So said Mayor Bill de Blasio at his Tuesday briefing in touting that the Corrections Department is now spending an average of 5 1/2 hours intaking new inmates at Rikers. For weeks, inmate intake had been “a serious, serious concern,” the mayor noted, as a shortage of space and corrections officers had caused large backups in processing — with many inmates waiting up to a full day for completion.
But in recent weeks, amid turmoil in the correctional facility, the mayor ordered the reopening of two shuttered facilities on Rikers Island and shifted NYPD officers into courtrooms to send more corrections officers. The backlog was further reduced through state actions, including Governor Kathy Hochul signing the “Less is More Act,” a parole reform bill that immediately released nearly 200 eligible Rikers Island prisoners.
“Now the intake time is down to 5 1/2 hours, that is the average,” de Blasio said. “The longest wait yesterday was 10 hours. Tremendous improvement, quickly, because they opened up new facilities, added personnel. The situation with the health care facilities improved, but we need to do more.”

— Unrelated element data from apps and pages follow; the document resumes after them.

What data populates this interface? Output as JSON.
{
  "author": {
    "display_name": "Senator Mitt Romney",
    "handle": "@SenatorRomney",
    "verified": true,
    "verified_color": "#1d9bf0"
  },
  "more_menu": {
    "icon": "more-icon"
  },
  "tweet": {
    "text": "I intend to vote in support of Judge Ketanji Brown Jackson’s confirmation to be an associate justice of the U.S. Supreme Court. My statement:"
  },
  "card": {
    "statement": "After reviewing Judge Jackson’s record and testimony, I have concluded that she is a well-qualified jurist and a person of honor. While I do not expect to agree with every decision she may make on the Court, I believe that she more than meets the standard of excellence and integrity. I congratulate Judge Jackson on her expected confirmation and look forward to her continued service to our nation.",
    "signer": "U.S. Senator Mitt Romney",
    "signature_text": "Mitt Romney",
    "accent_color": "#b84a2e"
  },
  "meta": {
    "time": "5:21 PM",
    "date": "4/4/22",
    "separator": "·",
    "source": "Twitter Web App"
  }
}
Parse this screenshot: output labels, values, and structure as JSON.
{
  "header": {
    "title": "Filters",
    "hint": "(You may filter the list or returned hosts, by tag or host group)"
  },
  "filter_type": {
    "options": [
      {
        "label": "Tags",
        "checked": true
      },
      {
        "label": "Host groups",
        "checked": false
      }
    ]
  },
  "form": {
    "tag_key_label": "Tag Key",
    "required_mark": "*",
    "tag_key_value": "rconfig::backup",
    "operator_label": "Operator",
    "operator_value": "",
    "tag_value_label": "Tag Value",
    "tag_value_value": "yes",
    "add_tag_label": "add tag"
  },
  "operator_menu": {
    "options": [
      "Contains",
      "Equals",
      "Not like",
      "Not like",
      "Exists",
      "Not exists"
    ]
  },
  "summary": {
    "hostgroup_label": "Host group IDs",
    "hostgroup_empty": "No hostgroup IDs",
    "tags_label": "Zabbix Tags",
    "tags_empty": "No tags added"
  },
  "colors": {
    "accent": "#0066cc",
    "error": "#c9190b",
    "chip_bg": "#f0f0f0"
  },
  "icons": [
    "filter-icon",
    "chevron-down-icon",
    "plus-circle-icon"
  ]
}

The reduced inmate intake time came on a day that de Blasio visited Rikers Island for the first time in about five years. After touring the facility, he acknowledged that further improvements are needed to end the immediate crisis — but that the city needed to remain on schedule toward reducing Rikers’ population and eventually closing it on or about 2026.
“We’re going to fix the immediate problem, but the bigger problem remains,” de Blasio said Tuesday. “We need to close Rikers Island once and for all. We need to get to humane, modern jails so we can rehabilitate people. That plan must keep going and it must keep going on schedule. That’s the big picture we’ve got to stay focused on.”